Back in the day, before Britain was run by the David Cameron-led coalition, many of us assumed that, under the weight of the public spending axe, a Conservative government would wriggle out of its commitment to keep upping the UK government’s aid budget to 0.7% of national income. It seemed like a no-brainer that increasing spending on people who aren’t UK taxpayers when Brits are seeing their own services cut was just not going to wash politically. Well, we were wrong (so far).
Whether it was the influence of the Conservatives’ coalition partners, the Liberal Democrats, Mr Cameron’s wish to avoid the ‘nasty party’ monicker for his party, or (perish the thought) because even Tories can care about global poverty, is not clear. What is certain, however, is that Andrew Mitchell, the International Development Secretary, will have his work cut out spending all this new cash if, at the same time, he is to fulfill his promise to deliver results and thereby convince voters that this is, indeed, money well spent.
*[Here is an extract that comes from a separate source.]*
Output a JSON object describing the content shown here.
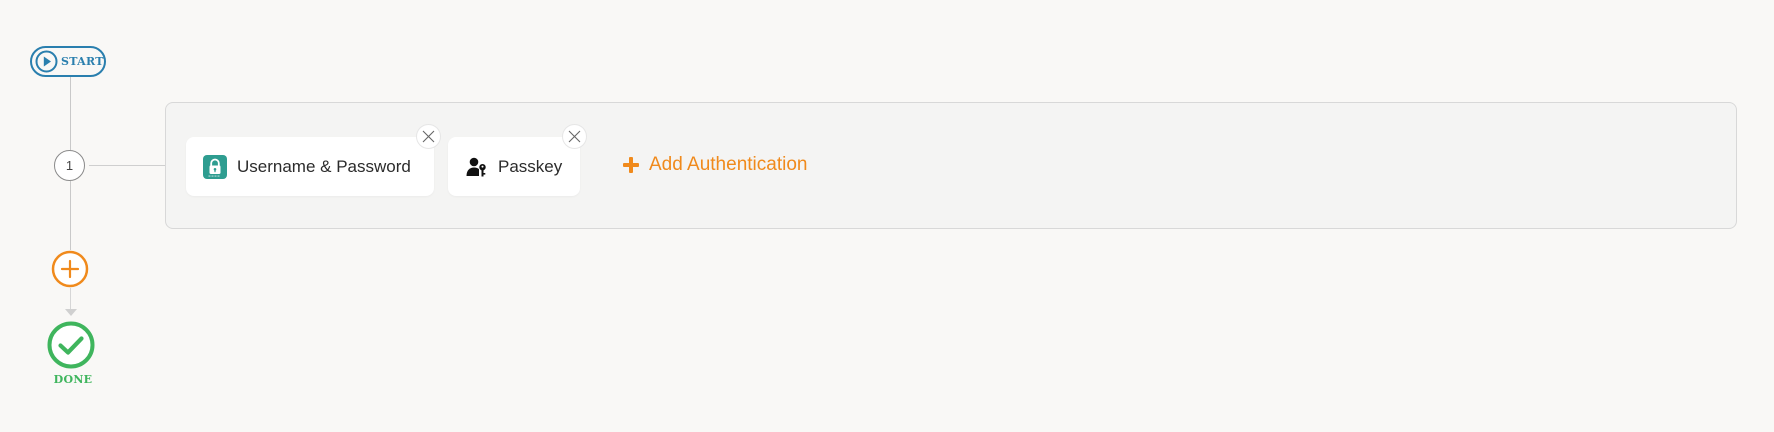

Unfortunately for Mr Mitchell, according to his Department’s own research, the public is getting weary of aid: when asked in February 2010 (before the election and before the cuts) whether they supported more government aid only 35% of respondents said ‘yes’, down from nearly 50% only 18 months previously. Worse, the number who thought that aid was ‘pointless’ because of corruption had shot up by thirteen percentage points over the same period. Something clearly needs to be done to stop aid being a vote-loser.
When in opposition, one of Mr Mitchell’s big ideas was to run a scheme called ‘My Aid’, whereby citizens’ votes on a shortlist of projects would determine where a small amount of the aid budget would go. Though we liked the spirit of the idea, at the time we commented that, frankly, it sucked. Better, we said, to use the cash to finance a “match-funding” scheme for citizens’ own donations, on the grounds that this could catalyse more funding for development (the match money acting as a prompt to actually give, rather than just think about it) and get people thinking more seriously about where best the money should be spent. So we are chuffed to see that Mr Mitchell’s department has just launched a consultation on a scheme that is along the lines of what we proposed.
Aid technocrats will no doubt bristle at such populism (the development community are a terribly snobbish lot*). Yet the public is increasingly empowered by information and analysis to understand these issues and make informed choices – what we call ‘mass philanthrocapitalism’. Our hope is that organisations like New Philanthropy Capital, GlobalGiving, seethedifference, and the media will step up to help crowdsource more effective aid spending.
*Michael worked at DFID for 12 years.